What the task asks
The response should consist of the records, reproduced exactly.

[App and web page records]

☆ ☆ ☆ ☆

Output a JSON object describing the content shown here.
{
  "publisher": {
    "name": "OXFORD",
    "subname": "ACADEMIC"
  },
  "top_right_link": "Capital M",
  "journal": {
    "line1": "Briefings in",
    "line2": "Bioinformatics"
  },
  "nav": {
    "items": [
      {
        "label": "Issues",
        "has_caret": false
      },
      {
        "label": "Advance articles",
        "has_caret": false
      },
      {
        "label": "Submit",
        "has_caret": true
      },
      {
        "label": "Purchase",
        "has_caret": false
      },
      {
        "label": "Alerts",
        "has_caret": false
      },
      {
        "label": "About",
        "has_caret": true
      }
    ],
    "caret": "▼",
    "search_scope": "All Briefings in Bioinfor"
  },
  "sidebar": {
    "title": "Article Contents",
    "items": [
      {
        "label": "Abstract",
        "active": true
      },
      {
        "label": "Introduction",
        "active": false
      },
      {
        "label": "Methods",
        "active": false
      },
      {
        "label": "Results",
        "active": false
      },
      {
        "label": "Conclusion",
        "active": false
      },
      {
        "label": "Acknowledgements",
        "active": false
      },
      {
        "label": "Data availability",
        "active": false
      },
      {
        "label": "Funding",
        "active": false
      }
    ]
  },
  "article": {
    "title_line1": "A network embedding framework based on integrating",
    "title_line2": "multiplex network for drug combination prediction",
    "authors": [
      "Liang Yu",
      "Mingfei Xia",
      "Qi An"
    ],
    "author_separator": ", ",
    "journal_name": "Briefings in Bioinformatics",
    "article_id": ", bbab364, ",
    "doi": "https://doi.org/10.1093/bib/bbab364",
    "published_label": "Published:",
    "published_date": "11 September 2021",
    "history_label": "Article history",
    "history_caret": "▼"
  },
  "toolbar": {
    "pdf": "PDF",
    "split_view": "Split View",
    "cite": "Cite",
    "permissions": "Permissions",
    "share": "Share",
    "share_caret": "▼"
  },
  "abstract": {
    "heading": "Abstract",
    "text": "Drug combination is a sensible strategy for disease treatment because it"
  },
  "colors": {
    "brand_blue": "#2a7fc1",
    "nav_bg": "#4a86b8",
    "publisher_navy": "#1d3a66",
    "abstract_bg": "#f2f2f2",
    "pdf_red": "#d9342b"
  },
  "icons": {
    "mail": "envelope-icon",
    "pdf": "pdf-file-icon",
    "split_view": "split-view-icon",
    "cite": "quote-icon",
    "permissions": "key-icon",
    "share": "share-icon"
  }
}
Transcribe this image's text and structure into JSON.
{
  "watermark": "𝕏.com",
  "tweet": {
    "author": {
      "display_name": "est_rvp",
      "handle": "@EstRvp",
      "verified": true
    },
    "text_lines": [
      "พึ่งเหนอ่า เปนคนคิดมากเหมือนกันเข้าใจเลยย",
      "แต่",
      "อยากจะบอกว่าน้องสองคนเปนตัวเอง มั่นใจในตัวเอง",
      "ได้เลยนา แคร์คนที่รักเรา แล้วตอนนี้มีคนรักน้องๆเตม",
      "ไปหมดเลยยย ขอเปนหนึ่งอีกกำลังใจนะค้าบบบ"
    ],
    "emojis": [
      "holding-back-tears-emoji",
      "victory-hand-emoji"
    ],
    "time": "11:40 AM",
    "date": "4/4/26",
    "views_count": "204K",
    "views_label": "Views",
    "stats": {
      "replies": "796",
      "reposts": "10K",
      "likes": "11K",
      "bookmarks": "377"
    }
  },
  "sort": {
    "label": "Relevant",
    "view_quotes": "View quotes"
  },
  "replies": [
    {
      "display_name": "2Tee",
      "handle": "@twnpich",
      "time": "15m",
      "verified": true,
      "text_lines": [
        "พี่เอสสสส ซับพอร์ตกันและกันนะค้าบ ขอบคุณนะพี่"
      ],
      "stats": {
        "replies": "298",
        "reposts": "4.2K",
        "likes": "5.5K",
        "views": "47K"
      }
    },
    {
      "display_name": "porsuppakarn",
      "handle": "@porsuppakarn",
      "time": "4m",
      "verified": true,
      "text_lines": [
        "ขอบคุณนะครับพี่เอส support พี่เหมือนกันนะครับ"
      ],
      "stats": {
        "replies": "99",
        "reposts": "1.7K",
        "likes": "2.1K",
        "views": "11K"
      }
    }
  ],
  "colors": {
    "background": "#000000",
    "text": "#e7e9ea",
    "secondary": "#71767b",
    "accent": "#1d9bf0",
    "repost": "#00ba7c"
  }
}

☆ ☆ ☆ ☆

Task answer
Output a JSON object describing the content shown here.
{
  "publisher": {
    "name": "OXFORD",
    "subname": "ACADEMIC"
  },
  "top_right_link": "Capital M",
  "journal": {
    "line1": "Briefings in",
    "line2": "Bioinformatics"
  },
  "nav": {
    "items": [
      {
        "label": "Issues",
        "has_caret": false
      },
      {
        "label": "Advance articles",
        "has_caret": false
      },
      {
        "label": "Submit",
        "has_caret": true
      },
      {
        "label": "Purchase",
        "has_caret": false
      },
      {
        "label": "Alerts",
        "has_caret": false
      },
      {
        "label": "About",
        "has_caret": true
      }
    ],
    "caret": "▼",
    "search_scope": "All Briefings in Bioinfor"
  },
  "sidebar": {
    "title": "Article Contents",
    "items": [
      {
        "label": "Abstract",
        "active": true
      },
      {
        "label": "Introduction",
        "active": false
      },
      {
        "label": "Methods",
        "active": false
      },
      {
        "label": "Results",
        "active": false
      },
      {
        "label": "Conclusion",
        "active": false
      },
      {
        "label": "Acknowledgements",
        "active": false
      },
      {
        "label": "Data availability",
        "active": false
      },
      {
        "label": "Funding",
        "active": false
      }
    ]
  },
  "article": {
    "title_line1": "A network embedding framework based on integrating",
    "title_line2": "multiplex network for drug combination prediction",
    "authors": [
      "Liang Yu",
      "Mingfei Xia",
      "Qi An"
    ],
    "author_separator": ", ",
    "journal_name": "Briefings in Bioinformatics",
    "article_id": ", bbab364, ",
    "doi": "https://doi.org/10.1093/bib/bbab364",
    "published_label": "Published:",
    "published_date": "11 September 2021",
    "history_label": "Article history",
    "history_caret": "▼"
  },
  "toolbar": {
    "pdf": "PDF",
    "split_view": "Split View",
    "cite": "Cite",
    "permissions": "Permissions",
    "share": "Share",
    "share_caret": "▼"
  },
  "abstract": {
    "heading": "Abstract",
    "text": "Drug combination is a sensible strategy for disease treatment because it"
  },
  "colors": {
    "brand_blue": "#2a7fc1",
    "nav_bg": "#4a86b8",
    "publisher_navy": "#1d3a66",
    "abstract_bg": "#f2f2f2",
    "pdf_red": "#d9342b"
  },
  "icons": {
    "mail": "envelope-icon",
    "pdf": "pdf-file-icon",
    "split_view": "split-view-icon",
    "cite": "quote-icon",
    "permissions": "key-icon",
    "share": "share-icon"
  }
}
Transcribe this image's text and structure into JSON.
{
  "watermark": "𝕏.com",
  "tweet": {
    "author": {
      "display_name": "est_rvp",
      "handle": "@EstRvp",
      "verified": true
    },
    "text_lines": [
      "พึ่งเหนอ่า เปนคนคิดมากเหมือนกันเข้าใจเลยย",
      "แต่",
      "อยากจะบอกว่าน้องสองคนเปนตัวเอง มั่นใจในตัวเอง",
      "ได้เลยนา แคร์คนที่รักเรา แล้วตอนนี้มีคนรักน้องๆเตม",
      "ไปหมดเลยยย ขอเปนหนึ่งอีกกำลังใจนะค้าบบบ"
    ],
    "emojis": [
      "holding-back-tears-emoji",
      "victory-hand-emoji"
    ],
    "time": "11:40 AM",
    "date": "4/4/26",
    "views_count": "204K",
    "views_label": "Views",
    "stats": {
      "replies": "796",
      "reposts": "10K",
      "likes": "11K",
      "bookmarks": "377"
    }
  },
  "sort": {
    "label": "Relevant",
    "view_quotes": "View quotes"
  },
  "replies": [
    {
      "display_name": "2Tee",
      "handle": "@twnpich",
      "time": "15m",
      "verified": true,
      "text_lines": [
        "พี่เอสสสส ซับพอร์ตกันและกันนะค้าบ ขอบคุณนะพี่"
      ],
      "stats": {
        "replies": "298",
        "reposts": "4.2K",
        "likes": "5.5K",
        "views": "47K"
      }
    },
    {
      "display_name": "porsuppakarn",
      "handle": "@porsuppakarn",
      "time": "4m",
      "verified": true,
      "text_lines": [
        "ขอบคุณนะครับพี่เอส support พี่เหมือนกันนะครับ"
      ],
      "stats": {
        "replies": "99",
        "reposts": "1.7K",
        "likes": "2.1K",
        "views": "11K"
      }
    }
  ],
  "colors": {
    "background": "#000000",
    "text": "#e7e9ea",
    "secondary": "#71767b",
    "accent": "#1d9bf0",
    "repost": "#00ba7c"
  }
}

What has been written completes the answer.